Why do we give every appearance of caring more about sporting success than the state of Australians’ mental health?
Simon Tatz is well qualified to ask such a question, given his interest in both sports funding and mental health. He is the communications director of the Mental Health Council of Australia, a former sports adviser to the Federal Labor Party, and a doctoral student researching government funding of sport.
“If there were Gold medals given out for mental health services, then maybe the millions of Australians with mental health issues, their families and carers would have something to celebrate? Unfortunately, investing in new and desperately needed mental health services is less of a priority than investing in a World Cup bid, stadiums or talent identification programs.
In the world of spin and image, mental health apparently has little to offer in comparison to the excitement of national and international sporting success.
The Government finds money for ‘talent scouts’ who go into schools and identify children with sporting ability and earmarks them for elite training and Commonwealth support. Yet this very same Government will not properly fund a system that identifies children and adolescents at risk and provides access to appropriate community based mental health care.
While funding is allocated to identify, attract and develop high performance coaches, high performance mental health workers, such as social workers and occupational therapists, are trying to understand why they can no longer provide Medicare subsidised services to those most in need.
In the current budget, the Government allocated only $13 million over two years to expand the number of specialist mental health nurses. There is no funding allocated for 2012-13 or beyond.
Compare this miserly investment towards increasing the mental health nursing workforce with the Government’s desire to increase our cricketing success. The Minister for Sport, Kate Ellis, recently announced an extra $17.5 million to ensure “Australia’s place as the world’s leading cricketing nation” is bolstered through the funding of Cricket Australia’s Centre of Excellence.
Ellis proudly boasted that “the $17.5 million we’re investing will help keep Australia on the cutting edge of cricket internationally and will also help improving (sic) the health of the nation.”
Bad grammar aside, perhaps those who have fallen through the cracks, the homeless, those in prisons and ‘working families’ experiencing breakdowns, domestic violence, drug or alcohol issues or dysfunction due to the financial downturn will feel a whole lot better knowing that an investment in a cricket academy will improve their health.
Cricket is a wealthy sport, sponsored by major alcohol and fast food multinationals. Elite players earn millions. Cricket’s contribution to ‘the health of the nation’ is negligible. Can anyone seriously claim that coming runner-up in the Twenty20 World Cup does anything substantive for our health and well-being? It certainly doesn’t do a lot for mental (or the other neglected area, dental) health care needs.
But wait, there’s worse.

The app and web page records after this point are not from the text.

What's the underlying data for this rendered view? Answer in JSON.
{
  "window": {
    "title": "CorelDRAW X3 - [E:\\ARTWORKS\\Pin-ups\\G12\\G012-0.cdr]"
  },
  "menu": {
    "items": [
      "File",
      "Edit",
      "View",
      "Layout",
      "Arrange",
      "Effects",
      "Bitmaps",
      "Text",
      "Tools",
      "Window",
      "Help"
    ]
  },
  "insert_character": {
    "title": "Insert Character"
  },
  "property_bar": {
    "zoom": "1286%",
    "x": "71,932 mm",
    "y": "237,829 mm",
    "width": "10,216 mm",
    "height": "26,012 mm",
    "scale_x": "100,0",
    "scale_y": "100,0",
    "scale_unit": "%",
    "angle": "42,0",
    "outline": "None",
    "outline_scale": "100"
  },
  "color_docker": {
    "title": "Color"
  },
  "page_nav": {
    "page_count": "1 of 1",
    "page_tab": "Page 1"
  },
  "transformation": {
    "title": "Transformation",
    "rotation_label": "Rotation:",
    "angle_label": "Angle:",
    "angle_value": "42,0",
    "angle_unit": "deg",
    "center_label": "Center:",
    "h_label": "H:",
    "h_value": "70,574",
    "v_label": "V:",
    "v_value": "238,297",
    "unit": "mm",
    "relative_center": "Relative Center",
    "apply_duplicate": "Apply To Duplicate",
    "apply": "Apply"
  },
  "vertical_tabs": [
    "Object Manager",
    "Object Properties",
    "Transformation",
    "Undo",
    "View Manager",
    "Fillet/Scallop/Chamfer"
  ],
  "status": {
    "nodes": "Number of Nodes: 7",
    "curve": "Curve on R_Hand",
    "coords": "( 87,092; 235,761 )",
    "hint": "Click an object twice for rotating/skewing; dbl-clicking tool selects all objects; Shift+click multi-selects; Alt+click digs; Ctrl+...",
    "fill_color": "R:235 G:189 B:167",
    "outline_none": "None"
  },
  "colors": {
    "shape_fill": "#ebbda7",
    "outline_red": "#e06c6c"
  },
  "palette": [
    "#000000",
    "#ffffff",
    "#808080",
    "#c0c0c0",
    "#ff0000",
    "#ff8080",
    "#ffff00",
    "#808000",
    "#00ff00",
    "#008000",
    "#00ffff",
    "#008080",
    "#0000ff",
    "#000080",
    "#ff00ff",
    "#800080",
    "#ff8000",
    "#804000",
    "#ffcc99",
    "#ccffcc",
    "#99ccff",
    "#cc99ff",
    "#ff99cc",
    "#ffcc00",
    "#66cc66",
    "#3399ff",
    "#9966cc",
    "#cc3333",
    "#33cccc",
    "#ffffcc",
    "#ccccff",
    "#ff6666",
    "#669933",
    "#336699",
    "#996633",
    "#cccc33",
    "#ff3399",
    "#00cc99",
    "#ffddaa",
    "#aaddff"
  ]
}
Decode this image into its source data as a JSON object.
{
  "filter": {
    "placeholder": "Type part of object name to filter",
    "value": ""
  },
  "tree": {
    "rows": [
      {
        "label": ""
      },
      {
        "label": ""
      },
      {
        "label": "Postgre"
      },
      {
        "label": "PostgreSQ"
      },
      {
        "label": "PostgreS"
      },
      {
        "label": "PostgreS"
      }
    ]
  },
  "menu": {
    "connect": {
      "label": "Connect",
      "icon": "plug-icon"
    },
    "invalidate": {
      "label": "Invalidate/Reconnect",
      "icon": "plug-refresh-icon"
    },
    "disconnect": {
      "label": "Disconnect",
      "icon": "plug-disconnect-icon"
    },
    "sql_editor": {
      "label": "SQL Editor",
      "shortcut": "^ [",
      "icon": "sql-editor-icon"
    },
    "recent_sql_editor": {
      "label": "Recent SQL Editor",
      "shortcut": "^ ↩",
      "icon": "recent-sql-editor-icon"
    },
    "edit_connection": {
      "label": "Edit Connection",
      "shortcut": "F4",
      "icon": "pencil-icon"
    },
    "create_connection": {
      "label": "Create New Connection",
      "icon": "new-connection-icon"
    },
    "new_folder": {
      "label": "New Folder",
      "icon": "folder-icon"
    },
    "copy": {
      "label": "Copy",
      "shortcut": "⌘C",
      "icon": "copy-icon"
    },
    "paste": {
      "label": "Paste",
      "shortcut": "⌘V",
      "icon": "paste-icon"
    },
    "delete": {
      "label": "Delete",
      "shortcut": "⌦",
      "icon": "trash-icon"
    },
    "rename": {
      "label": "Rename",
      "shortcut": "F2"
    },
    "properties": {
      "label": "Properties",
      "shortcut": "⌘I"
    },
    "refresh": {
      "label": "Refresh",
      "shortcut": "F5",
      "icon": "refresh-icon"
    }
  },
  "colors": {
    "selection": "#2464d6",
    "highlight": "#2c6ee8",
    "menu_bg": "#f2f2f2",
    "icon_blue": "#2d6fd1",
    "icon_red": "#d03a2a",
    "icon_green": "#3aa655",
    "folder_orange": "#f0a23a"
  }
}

Kate Ellis trumpeted the budget for delivering $325 million to sport – and “a record $1.2 billion” over 4 years. AOC president John Coates skited: “It was our campaign that got the money and now we (Olympic sports) have to get more than our fair share.”
By contrast, mental health didn’t win the campaign nor get its fair share. Mental illness, which affects 1 in 5 Australians and costs Australia billions in economic and social costs, received only about $120 million in new funding.
Even though suicide is the leading cause of death for men and women aged 15 and 44, there was no additional funding to prevent suicide or to arrest Australia’s reputation for having one of the highest youth suicide rates in the world. Failing to invest in the national tragedy of suicide – now here’s a record we should not be proud of.
Australia has always prided itself as a great sporting nation. We spend millions on the Olympics and an all but obsolete Commonwealth Games, as well as maintaining the Sports Commission and Institute of Sport. As Kate Ellis told us on budget night, the Rudd Government has a “vision for sport” which will help “our community to tackle the health and ageing challenges we face in the 21st century.” Ellis didn’t (or couldn’t) explain how this was being achieved.
It’s bewildering that this Government has not yet articulated a similar ‘vision’ for mental health – we are yet to hear the Government talk of success or measurements or pathways or visions in mental health.
If there was a mental health Olympics, perhaps we would see millions poured into helping consumers and carers and families struggling with a system that is underfunded and unsupported politically. If Australia was competing to hold the mental health World Cup, then we’d see a billion dollars in stadium construction and infrastructure development for the month long spectacle.
One day we might talk about our success in addressing mental health in the same way we talk about our success on the sporting field.”